→ **Task prompt**
The answer must be every record below, repeated exactly.

Segment Open

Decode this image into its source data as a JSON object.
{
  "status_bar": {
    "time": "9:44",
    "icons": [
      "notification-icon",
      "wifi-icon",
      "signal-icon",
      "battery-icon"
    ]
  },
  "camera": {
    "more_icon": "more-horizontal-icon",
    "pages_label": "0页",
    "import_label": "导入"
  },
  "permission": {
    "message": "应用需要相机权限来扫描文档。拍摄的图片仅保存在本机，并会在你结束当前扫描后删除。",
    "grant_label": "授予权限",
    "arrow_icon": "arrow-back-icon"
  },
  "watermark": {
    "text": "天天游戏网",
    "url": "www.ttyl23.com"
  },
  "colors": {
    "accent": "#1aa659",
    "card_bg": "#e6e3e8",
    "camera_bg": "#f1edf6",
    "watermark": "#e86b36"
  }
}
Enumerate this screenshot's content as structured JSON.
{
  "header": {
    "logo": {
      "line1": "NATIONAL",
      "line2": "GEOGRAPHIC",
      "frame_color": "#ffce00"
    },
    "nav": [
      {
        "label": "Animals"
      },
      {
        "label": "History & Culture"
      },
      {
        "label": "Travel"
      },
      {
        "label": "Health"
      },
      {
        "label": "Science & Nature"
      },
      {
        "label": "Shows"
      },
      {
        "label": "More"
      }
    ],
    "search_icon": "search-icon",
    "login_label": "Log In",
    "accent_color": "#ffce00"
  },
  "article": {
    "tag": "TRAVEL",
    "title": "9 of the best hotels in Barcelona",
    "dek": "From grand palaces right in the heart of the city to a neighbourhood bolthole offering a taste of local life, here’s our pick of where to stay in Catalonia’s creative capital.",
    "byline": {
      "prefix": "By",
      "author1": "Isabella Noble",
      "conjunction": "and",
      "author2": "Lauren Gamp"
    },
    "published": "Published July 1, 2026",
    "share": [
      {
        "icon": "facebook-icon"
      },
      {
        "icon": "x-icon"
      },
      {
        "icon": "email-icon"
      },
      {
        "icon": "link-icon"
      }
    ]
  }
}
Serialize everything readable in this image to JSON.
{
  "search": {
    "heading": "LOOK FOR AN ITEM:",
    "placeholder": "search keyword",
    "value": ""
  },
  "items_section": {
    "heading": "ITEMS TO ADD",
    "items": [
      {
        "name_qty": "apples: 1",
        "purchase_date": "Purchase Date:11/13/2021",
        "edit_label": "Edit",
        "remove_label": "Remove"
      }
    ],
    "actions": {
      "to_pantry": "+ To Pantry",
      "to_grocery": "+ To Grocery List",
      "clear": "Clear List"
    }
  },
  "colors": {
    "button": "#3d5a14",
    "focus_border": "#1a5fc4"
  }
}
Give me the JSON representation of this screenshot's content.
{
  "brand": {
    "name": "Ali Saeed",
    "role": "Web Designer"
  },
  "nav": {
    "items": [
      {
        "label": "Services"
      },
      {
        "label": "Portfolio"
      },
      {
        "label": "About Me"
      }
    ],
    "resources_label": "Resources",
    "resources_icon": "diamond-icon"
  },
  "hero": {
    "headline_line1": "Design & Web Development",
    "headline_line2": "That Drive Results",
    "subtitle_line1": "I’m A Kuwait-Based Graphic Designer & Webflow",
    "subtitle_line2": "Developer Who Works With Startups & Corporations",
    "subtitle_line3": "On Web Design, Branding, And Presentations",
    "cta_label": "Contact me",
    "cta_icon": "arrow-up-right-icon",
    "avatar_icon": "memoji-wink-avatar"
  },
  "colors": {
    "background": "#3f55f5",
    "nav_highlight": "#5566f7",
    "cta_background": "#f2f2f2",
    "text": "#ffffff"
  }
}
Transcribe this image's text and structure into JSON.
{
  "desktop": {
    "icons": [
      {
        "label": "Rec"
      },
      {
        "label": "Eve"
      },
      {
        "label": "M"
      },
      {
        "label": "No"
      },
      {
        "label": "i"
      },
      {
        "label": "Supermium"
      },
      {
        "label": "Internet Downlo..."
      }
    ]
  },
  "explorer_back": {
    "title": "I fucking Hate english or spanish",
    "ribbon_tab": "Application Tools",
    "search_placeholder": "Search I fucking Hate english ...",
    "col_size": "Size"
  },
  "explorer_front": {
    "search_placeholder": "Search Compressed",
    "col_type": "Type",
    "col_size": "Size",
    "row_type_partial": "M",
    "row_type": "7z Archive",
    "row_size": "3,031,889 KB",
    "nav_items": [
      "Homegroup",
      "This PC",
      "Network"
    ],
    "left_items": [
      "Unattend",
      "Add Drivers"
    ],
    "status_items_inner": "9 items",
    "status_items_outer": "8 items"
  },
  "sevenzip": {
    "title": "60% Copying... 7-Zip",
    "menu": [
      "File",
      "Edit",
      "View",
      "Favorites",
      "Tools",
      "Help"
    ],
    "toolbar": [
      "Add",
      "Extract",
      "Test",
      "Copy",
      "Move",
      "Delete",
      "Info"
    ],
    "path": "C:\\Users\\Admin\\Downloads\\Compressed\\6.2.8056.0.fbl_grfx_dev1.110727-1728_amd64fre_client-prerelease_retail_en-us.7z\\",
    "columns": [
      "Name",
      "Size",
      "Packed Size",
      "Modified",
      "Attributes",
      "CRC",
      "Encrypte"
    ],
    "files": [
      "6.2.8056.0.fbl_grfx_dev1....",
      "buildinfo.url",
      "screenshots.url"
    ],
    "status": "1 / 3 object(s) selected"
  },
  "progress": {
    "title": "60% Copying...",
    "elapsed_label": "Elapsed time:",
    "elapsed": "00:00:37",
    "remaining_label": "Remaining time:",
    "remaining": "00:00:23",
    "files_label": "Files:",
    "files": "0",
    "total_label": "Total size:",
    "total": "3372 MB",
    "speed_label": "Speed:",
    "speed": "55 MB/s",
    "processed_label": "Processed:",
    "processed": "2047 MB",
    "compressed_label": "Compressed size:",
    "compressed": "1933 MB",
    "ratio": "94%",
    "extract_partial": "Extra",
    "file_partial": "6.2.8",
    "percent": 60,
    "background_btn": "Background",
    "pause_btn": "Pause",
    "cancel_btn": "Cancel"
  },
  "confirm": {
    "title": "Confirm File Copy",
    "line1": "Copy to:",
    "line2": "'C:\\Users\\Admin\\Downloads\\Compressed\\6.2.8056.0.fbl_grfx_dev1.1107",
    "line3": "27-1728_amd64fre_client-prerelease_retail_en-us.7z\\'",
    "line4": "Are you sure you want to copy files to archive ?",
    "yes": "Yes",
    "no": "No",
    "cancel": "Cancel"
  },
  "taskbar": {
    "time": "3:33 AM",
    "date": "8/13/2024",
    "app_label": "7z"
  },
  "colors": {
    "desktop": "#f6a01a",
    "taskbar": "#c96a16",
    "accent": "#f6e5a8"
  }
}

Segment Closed

→ **Reply**
Decode this image into its source data as a JSON object.
{
  "status_bar": {
    "time": "9:44",
    "icons": [
      "notification-icon",
      "wifi-icon",
      "signal-icon",
      "battery-icon"
    ]
  },
  "camera": {
    "more_icon": "more-horizontal-icon",
    "pages_label": "0页",
    "import_label": "导入"
  },
  "permission": {
    "message": "应用需要相机权限来扫描文档。拍摄的图片仅保存在本机，并会在你结束当前扫描后删除。",
    "grant_label": "授予权限",
    "arrow_icon": "arrow-back-icon"
  },
  "watermark": {
    "text": "天天游戏网",
    "url": "www.ttyl23.com"
  },
  "colors": {
    "accent": "#1aa659",
    "card_bg": "#e6e3e8",
    "camera_bg": "#f1edf6",
    "watermark": "#e86b36"
  }
}
Enumerate this screenshot's content as structured JSON.
{
  "header": {
    "logo": {
      "line1": "NATIONAL",
      "line2": "GEOGRAPHIC",
      "frame_color": "#ffce00"
    },
    "nav": [
      {
        "label": "Animals"
      },
      {
        "label": "History & Culture"
      },
      {
        "label": "Travel"
      },
      {
        "label": "Health"
      },
      {
        "label": "Science & Nature"
      },
      {
        "label": "Shows"
      },
      {
        "label": "More"
      }
    ],
    "search_icon": "search-icon",
    "login_label": "Log In",
    "accent_color": "#ffce00"
  },
  "article": {
    "tag": "TRAVEL",
    "title": "9 of the best hotels in Barcelona",
    "dek": "From grand palaces right in the heart of the city to a neighbourhood bolthole offering a taste of local life, here’s our pick of where to stay in Catalonia’s creative capital.",
    "byline": {
      "prefix": "By",
      "author1": "Isabella Noble",
      "conjunction": "and",
      "author2": "Lauren Gamp"
    },
    "published": "Published July 1, 2026",
    "share": [
      {
        "icon": "facebook-icon"
      },
      {
        "icon": "x-icon"
      },
      {
        "icon": "email-icon"
      },
      {
        "icon": "link-icon"
      }
    ]
  }
}
Serialize everything readable in this image to JSON.
{
  "search": {
    "heading": "LOOK FOR AN ITEM:",
    "placeholder": "search keyword",
    "value": ""
  },
  "items_section": {
    "heading": "ITEMS TO ADD",
    "items": [
      {
        "name_qty": "apples: 1",
        "purchase_date": "Purchase Date:11/13/2021",
        "edit_label": "Edit",
        "remove_label": "Remove"
      }
    ],
    "actions": {
      "to_pantry": "+ To Pantry",
      "to_grocery": "+ To Grocery List",
      "clear": "Clear List"
    }
  },
  "colors": {
    "button": "#3d5a14",
    "focus_border": "#1a5fc4"
  }
}
Give me the JSON representation of this screenshot's content.
{
  "brand": {
    "name": "Ali Saeed",
    "role": "Web Designer"
  },
  "nav": {
    "items": [
      {
        "label": "Services"
      },
      {
        "label": "Portfolio"
      },
      {
        "label": "About Me"
      }
    ],
    "resources_label": "Resources",
    "resources_icon": "diamond-icon"
  },
  "hero": {
    "headline_line1": "Design & Web Development",
    "headline_line2": "That Drive Results",
    "subtitle_line1": "I’m A Kuwait-Based Graphic Designer & Webflow",
    "subtitle_line2": "Developer Who Works With Startups & Corporations",
    "subtitle_line3": "On Web Design, Branding, And Presentations",
    "cta_label": "Contact me",
    "cta_icon": "arrow-up-right-icon",
    "avatar_icon": "memoji-wink-avatar"
  },
  "colors": {
    "background": "#3f55f5",
    "nav_highlight": "#5566f7",
    "cta_background": "#f2f2f2",
    "text": "#ffffff"
  }
}
Transcribe this image's text and structure into JSON.
{
  "desktop": {
    "icons": [
      {
        "label": "Rec"
      },
      {
        "label": "Eve"
      },
      {
        "label": "M"
      },
      {
        "label": "No"
      },
      {
        "label": "i"
      },
      {
        "label": "Supermium"
      },
      {
        "label": "Internet Downlo..."
      }
    ]
  },
  "explorer_back": {
    "title": "I fucking Hate english or spanish",
    "ribbon_tab": "Application Tools",
    "search_placeholder": "Search I fucking Hate english ...",
    "col_size": "Size"
  },
  "explorer_front": {
    "search_placeholder": "Search Compressed",
    "col_type": "Type",
    "col_size": "Size",
    "row_type_partial": "M",
    "row_type": "7z Archive",
    "row_size": "3,031,889 KB",
    "nav_items": [
      "Homegroup",
      "This PC",
      "Network"
    ],
    "left_items": [
      "Unattend",
      "Add Drivers"
    ],
    "status_items_inner": "9 items",
    "status_items_outer": "8 items"
  },
  "sevenzip": {
    "title": "60% Copying... 7-Zip",
    "menu": [
      "File",
      "Edit",
      "View",
      "Favorites",
      "Tools",
      "Help"
    ],
    "toolbar": [
      "Add",
      "Extract",
      "Test",
      "Copy",
      "Move",
      "Delete",
      "Info"
    ],
    "path": "C:\\Users\\Admin\\Downloads\\Compressed\\6.2.8056.0.fbl_grfx_dev1.110727-1728_amd64fre_client-prerelease_retail_en-us.7z\\",
    "columns": [
      "Name",
      "Size",
      "Packed Size",
      "Modified",
      "Attributes",
      "CRC",
      "Encrypte"
    ],
    "files": [
      "6.2.8056.0.fbl_grfx_dev1....",
      "buildinfo.url",
      "screenshots.url"
    ],
    "status": "1 / 3 object(s) selected"
  },
  "progress": {
    "title": "60% Copying...",
    "elapsed_label": "Elapsed time:",
    "elapsed": "00:00:37",
    "remaining_label": "Remaining time:",
    "remaining": "00:00:23",
    "files_label": "Files:",
    "files": "0",
    "total_label": "Total size:",
    "total": "3372 MB",
    "speed_label": "Speed:",
    "speed": "55 MB/s",
    "processed_label": "Processed:",
    "processed": "2047 MB",
    "compressed_label": "Compressed size:",
    "compressed": "1933 MB",
    "ratio": "94%",
    "extract_partial": "Extra",
    "file_partial": "6.2.8",
    "percent": 60,
    "background_btn": "Background",
    "pause_btn": "Pause",
    "cancel_btn": "Cancel"
  },
  "confirm": {
    "title": "Confirm File Copy",
    "line1": "Copy to:",
    "line2": "'C:\\Users\\Admin\\Downloads\\Compressed\\6.2.8056.0.fbl_grfx_dev1.1107",
    "line3": "27-1728_amd64fre_client-prerelease_retail_en-us.7z\\'",
    "line4": "Are you sure you want to copy files to archive ?",
    "yes": "Yes",
    "no": "No",
    "cancel": "Cancel"
  },
  "taskbar": {
    "time": "3:33 AM",
    "date": "8/13/2024",
    "app_label": "7z"
  },
  "colors": {
    "desktop": "#f6a01a",
    "taskbar": "#c96a16",
    "accent": "#f6e5a8"
  }
}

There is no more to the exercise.